These plans are best suited for people nearing retirement. In these plans, an investor invests in a mutual fund scheme and is allowed to withdraw a fixed sum of money at regular intervals to take care of his expenses. A systematic withdrawal plan is a financial plan that allows a shareholder to withdraw money from an existing mutual fund portfolio at predetermined intervals. The money withdrawn through a systematic withdrawal plan can be reinvested in another portfolio or used to pay for something else.

Systematic Transfer Plans (STPs):

They allow the investor to transfer on a periodic basis a specified amount from one scheme to another within the same fund family – meaning two schemes belonging to the same mutual fund. A transfer will be treated as redemption of units from the scheme from which the transfer is made. Such redemption or investment will be at the applicable NAV. This service allows the investor to manage his investments actively to achieve his objectives. Many funds do not even charge any transaction fees for his service – an added advantage for the active investor.

Reason for investing in Mutual Fund:

For retail investor who does not have the time and expertise to analyze and invest in stocks and bonds, mutual funds offer a viable investment alternative. It reduces the risk of putting all eggs in one basket. This is because: 

1) Money is being managed by experienced and skilled professionals.
2) Investment is automatically diversified over a large number of companies and industries, thus reducing the element of risk.
3) Money is very liquid, especially in an open-end fund.
4) The potential to provide a higher return over the medium to long term is better in a wide range of securities than in any one.
5) The costs of research and investing directly in the individual securities are spread over a large corpus and thousands of investors thus minimizing individual share.
6) There is a high degree of transparency in the operation of a mutual fund, so you can take investment decisions based on more information.
7) It provides a wide range of choice to suit the need.
8) The industry is well regulated with many measures oriented towards investor protection
9) Mutual Funds provide the benefit of cheap access to expensive stocks

Net Asset Value (NAV):

The purchase price is always linked with the Net Asset Value (NAV). The NAV is nothing but of market price of each unit of a particular scheme in relation to all assets of the scheme. It can otherwise call as intrinsic value of each unit. It is the actual indicator of performance of fund. If the NAV is more than the face value of unit, then it is clear that the money which is invested is performing well. The net asset value (NAV) is the market value of the fund's underlying securities. It is calculated at the end of the trading day. Any open-end funds buy or sell order received on that day is traded based on the net asset value calculated at the end of the day. The NAV per units is such Net Asset Value divided by the number of outstanding units. Market Value of Assets - Liabilities

Major players in the field of Mutual Fund:

  • UTI Mutual Fund

  • Reliance Mutual Fund

  • SBI Mutual Fund

  • ABN AMRO Mutual Fund

  • Tata Mutual Fund

  • Birla Sun Life Mutual Fund

  • ICICI Prudential Mutual Fund

  • Kotak Mutual Fund

  • Fidelity Mutual Fund

  • Franklin Mutual Fund & Birla Sun Life Freedom Fund


No stock market related investments can be termed safe with certainty; they are inherently risky.
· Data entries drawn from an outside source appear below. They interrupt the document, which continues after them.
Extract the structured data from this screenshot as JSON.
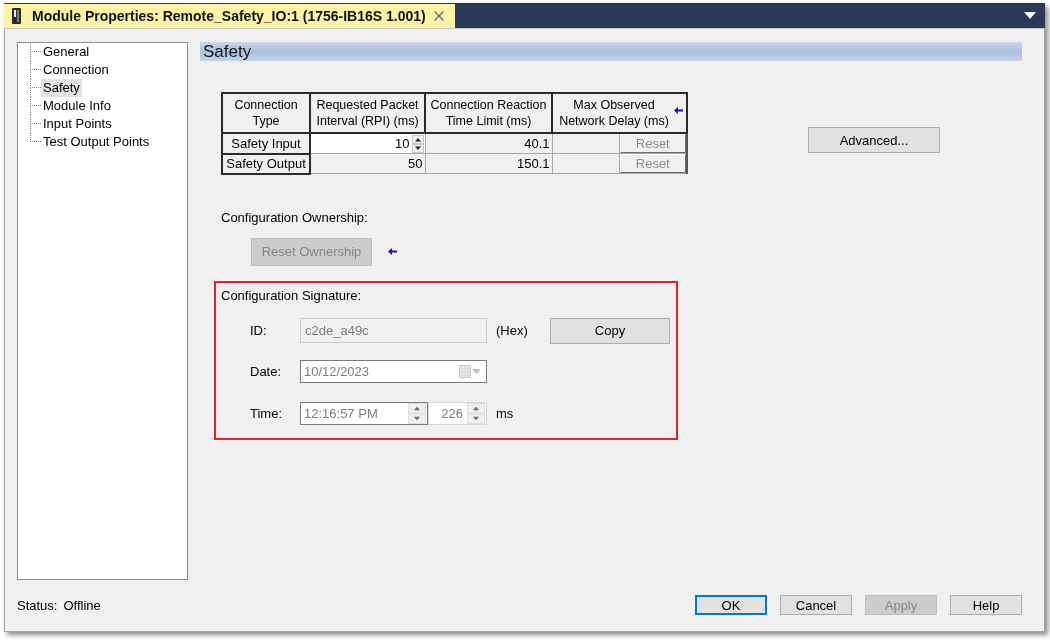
{
  "window": {
    "title": "Module Properties: Remote_Safety_IO:1 (1756-IB16S 1.001)"
  },
  "tree": {
    "items": [
      {
        "label": "General",
        "selected": false
      },
      {
        "label": "Connection",
        "selected": false
      },
      {
        "label": "Safety",
        "selected": true
      },
      {
        "label": "Module Info",
        "selected": false
      },
      {
        "label": "Input Points",
        "selected": false
      },
      {
        "label": "Test Output Points",
        "selected": false
      }
    ]
  },
  "section": {
    "title": "Safety"
  },
  "connections": {
    "columns": [
      "Connection Type",
      "Requested Packet Interval (RPI) (ms)",
      "Connection Reaction Time Limit (ms)",
      "Max Observed Network Delay (ms)"
    ],
    "rows": [
      {
        "connection_type": "Safety Input",
        "rpi": "10",
        "rpi_editable": true,
        "reaction_time_limit": "40.1",
        "reset_button": {
          "label": "Reset",
          "disabled": true
        }
      },
      {
        "connection_type": "Safety Output",
        "rpi": "50",
        "rpi_editable": false,
        "reaction_time_limit": "150.1",
        "reset_button": {
          "label": "Reset",
          "disabled": true
        }
      }
    ]
  },
  "advanced_button": {
    "label": "Advanced...",
    "disabled": false
  },
  "ownership": {
    "label": "Configuration Ownership:",
    "reset_button": {
      "label": "Reset Ownership",
      "disabled": true
    }
  },
  "signature": {
    "label": "Configuration Signature:",
    "highlighted": true,
    "id": {
      "label": "ID:",
      "value": "c2de_a49c",
      "suffix": "(Hex)",
      "disabled": true
    },
    "copy_button": {
      "label": "Copy",
      "disabled": false
    },
    "date": {
      "label": "Date:",
      "value": "10/12/2023",
      "disabled": true
    },
    "time": {
      "label": "Time:",
      "value": "12:16:57 PM",
      "milliseconds": "226",
      "unit": "ms",
      "disabled": true
    }
  },
  "status_bar": {
    "label": "Status:",
    "value": "Offline"
  },
  "buttons": [
    {
      "label": "OK",
      "focused": true,
      "disabled": false
    },
    {
      "label": "Cancel",
      "focused": false,
      "disabled": false
    },
    {
      "label": "Apply",
      "focused": false,
      "disabled": true
    },
    {
      "label": "Help",
      "focused": false,
      "disabled": false
    }
  ]
}
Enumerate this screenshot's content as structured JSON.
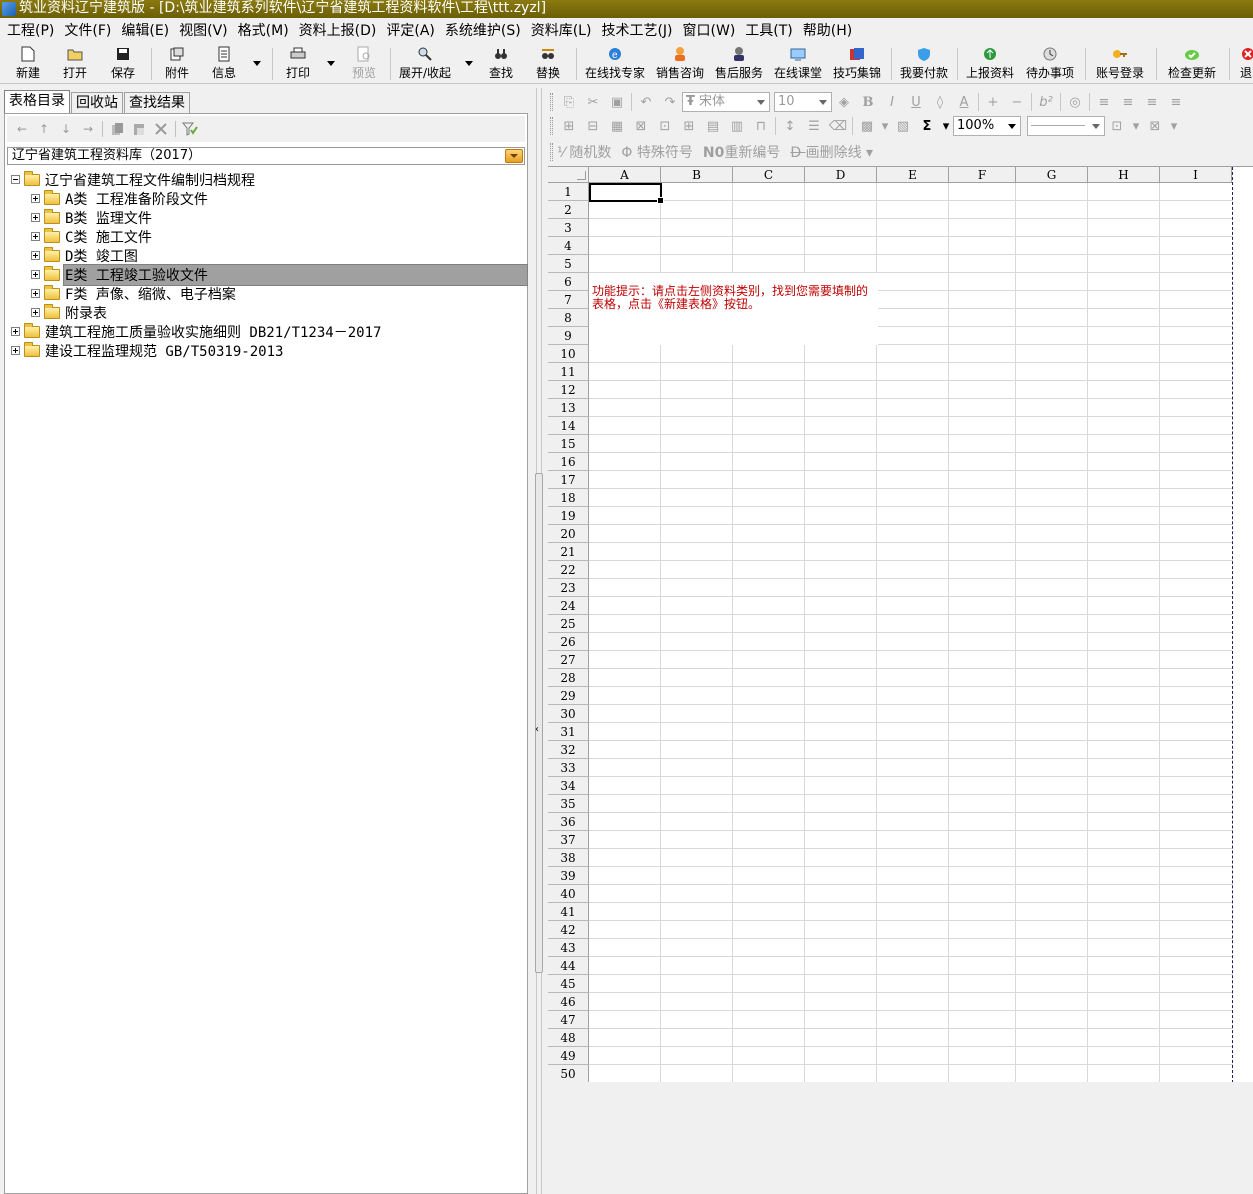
{
  "title": "筑业资料辽宁建筑版 - [D:\\筑业建筑系列软件\\辽宁省建筑工程资料软件\\工程\\ttt.zyzl]",
  "menu": [
    "工程(P)",
    "文件(F)",
    "编辑(E)",
    "视图(V)",
    "格式(M)",
    "资料上报(D)",
    "评定(A)",
    "系统维护(S)",
    "资料库(L)",
    "技术工艺(J)",
    "窗口(W)",
    "工具(T)",
    "帮助(H)"
  ],
  "toolbar": {
    "new": "新建",
    "open": "打开",
    "save": "保存",
    "attach": "附件",
    "info": "信息",
    "print": "打印",
    "preview": "预览",
    "expand": "展开/收起",
    "find": "查找",
    "replace": "替换",
    "expert": "在线找专家",
    "sales": "销售咨询",
    "service": "售后服务",
    "classroom": "在线课堂",
    "tips": "技巧集锦",
    "pay": "我要付款",
    "report": "上报资料",
    "todo": "待办事项",
    "login": "账号登录",
    "update": "检查更新",
    "exit": "退"
  },
  "left": {
    "tabs": [
      "表格目录",
      "回收站",
      "查找结果"
    ],
    "library": "辽宁省建筑工程资料库（2017）",
    "tree": [
      "辽宁省建筑工程文件编制归档规程",
      "A类 工程准备阶段文件",
      "B类 监理文件",
      "C类 施工文件",
      "D类 竣工图",
      "E类 工程竣工验收文件",
      "F类 声像、缩微、电子档案",
      "附录表",
      "建筑工程施工质量验收实施细则 DB21/T1234－2017",
      "建设工程监理规范 GB/T50319-2013"
    ]
  },
  "format": {
    "font": "宋体",
    "size": "10",
    "zoom": "100%",
    "tools": [
      "随机数",
      "特殊符号",
      "重新编号",
      "画删除线"
    ]
  },
  "sheet": {
    "columns": [
      "A",
      "B",
      "C",
      "D",
      "E",
      "F",
      "G",
      "H",
      "I"
    ],
    "rows": 50,
    "hint": "功能提示：请点击左侧资料类别，找到您需要填制的表格，点击《新建表格》按钮。"
  },
  "colors": {
    "titlebar": "#7a6c0a",
    "hint": "#c00000",
    "selection": "#a0a0a0"
  }
}
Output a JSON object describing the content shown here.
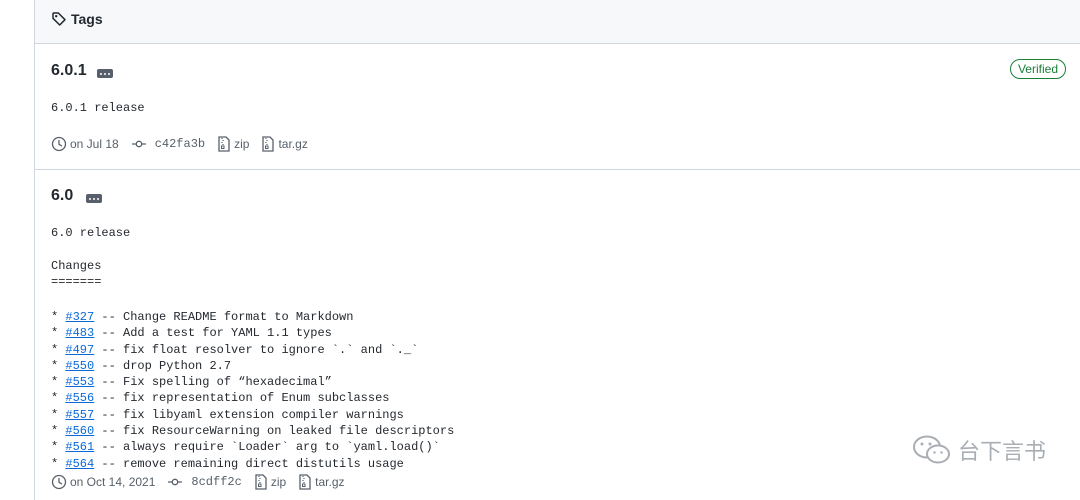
{
  "header": {
    "tags_label": "Tags"
  },
  "releases": [
    {
      "version": "6.0.1",
      "badge": "Verified",
      "description": "6.0.1 release",
      "date": "on Jul 18",
      "commit": "c42fa3b",
      "zip": "zip",
      "targz": "tar.gz"
    },
    {
      "version": "6.0",
      "description": "6.0 release",
      "changes_heading": "Changes",
      "changes_underline": "=======",
      "changes": [
        {
          "bullet": "* ",
          "issue": "#327",
          "text": " -- Change README format to Markdown"
        },
        {
          "bullet": "* ",
          "issue": "#483",
          "text": " -- Add a test for YAML 1.1 types"
        },
        {
          "bullet": "* ",
          "issue": "#497",
          "text": " -- fix float resolver to ignore `.` and `._`"
        },
        {
          "bullet": "* ",
          "issue": "#550",
          "text": " -- drop Python 2.7"
        },
        {
          "bullet": "* ",
          "issue": "#553",
          "text": " -- Fix spelling of “hexadecimal”"
        },
        {
          "bullet": "* ",
          "issue": "#556",
          "text": " -- fix representation of Enum subclasses"
        },
        {
          "bullet": "* ",
          "issue": "#557",
          "text": " -- fix libyaml extension compiler warnings"
        },
        {
          "bullet": "* ",
          "issue": "#560",
          "text": " -- fix ResourceWarning on leaked file descriptors"
        },
        {
          "bullet": "* ",
          "issue": "#561",
          "text": " -- always require `Loader` arg to `yaml.load()`"
        },
        {
          "bullet": "* ",
          "issue": "#564",
          "text": " -- remove remaining direct distutils usage"
        }
      ],
      "date": "on Oct 14, 2021",
      "commit": "8cdff2c",
      "zip": "zip",
      "targz": "tar.gz"
    }
  ],
  "watermark": {
    "text": "台下言书"
  }
}
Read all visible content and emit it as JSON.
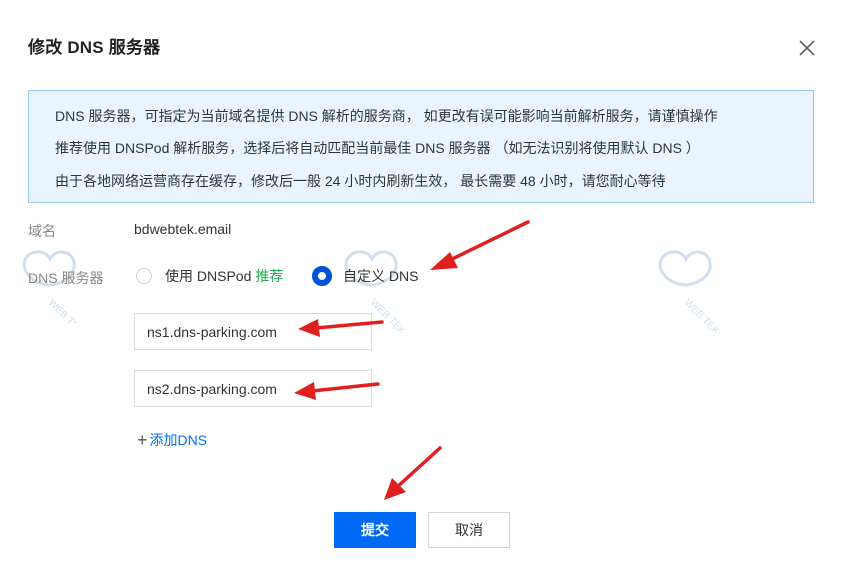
{
  "dialog": {
    "title": "修改 DNS 服务器"
  },
  "notice": {
    "lines": [
      "DNS 服务器，可指定为当前域名提供 DNS 解析的服务商， 如更改有误可能影响当前解析服务，请谨慎操作",
      "推荐使用 DNSPod 解析服务，选择后将自动匹配当前最佳 DNS 服务器 （如无法识别将使用默认 DNS ）",
      "由于各地网络运营商存在缓存，修改后一般 24 小时内刷新生效， 最长需要 48 小时，请您耐心等待"
    ]
  },
  "form": {
    "domain_label": "域名",
    "domain_value": "bdwebtek.email",
    "dns_label": "DNS 服务器",
    "option_dnspod": "使用 DNSPod",
    "option_recommend": "推荐",
    "option_custom": "自定义 DNS",
    "selected_option": "custom",
    "ns1_value": "ns1.dns-parking.com",
    "ns2_value": "ns2.dns-parking.com",
    "add_dns_label": "添加DNS"
  },
  "buttons": {
    "submit": "提交",
    "cancel": "取消"
  },
  "colors": {
    "primary": "#0069f5",
    "radio_selected": "#0052d9",
    "recommend": "#1aad52",
    "notice_bg": "#eaf4ff",
    "annotation_arrow": "#e02020"
  },
  "icons": {
    "close": "close-icon",
    "plus": "plus-icon",
    "watermark": "webtek-logo-watermark"
  }
}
However, different funds have different risk profile, which is stated in its objective. Funds which categorize themselves as low risk, invest generally in debt which is less risky than equity. Anyway, as mutual funds have access to services of expert fund Managers, they are always safer than direct investment in the stock markets.

TAGS: Mutual Fund,   all you wanted to know about Mutual Funds,   Mutual Fund Investments,  

DISCLAIMER: The views and opinions expressed in this article are those of the authors /contributors and do not necessarily reflect the official policy/opinion of / Suni systems Pvt. Ltd. / Suni systems Pvt. Ltd and its staff, affiliates accept no liability whatsoever for any loss or damage of any kind arising out of the use of all or any part of the material published in the site. In case of any queries,or complaints about the authenticity of the articles posted by contributors, please contact us via email.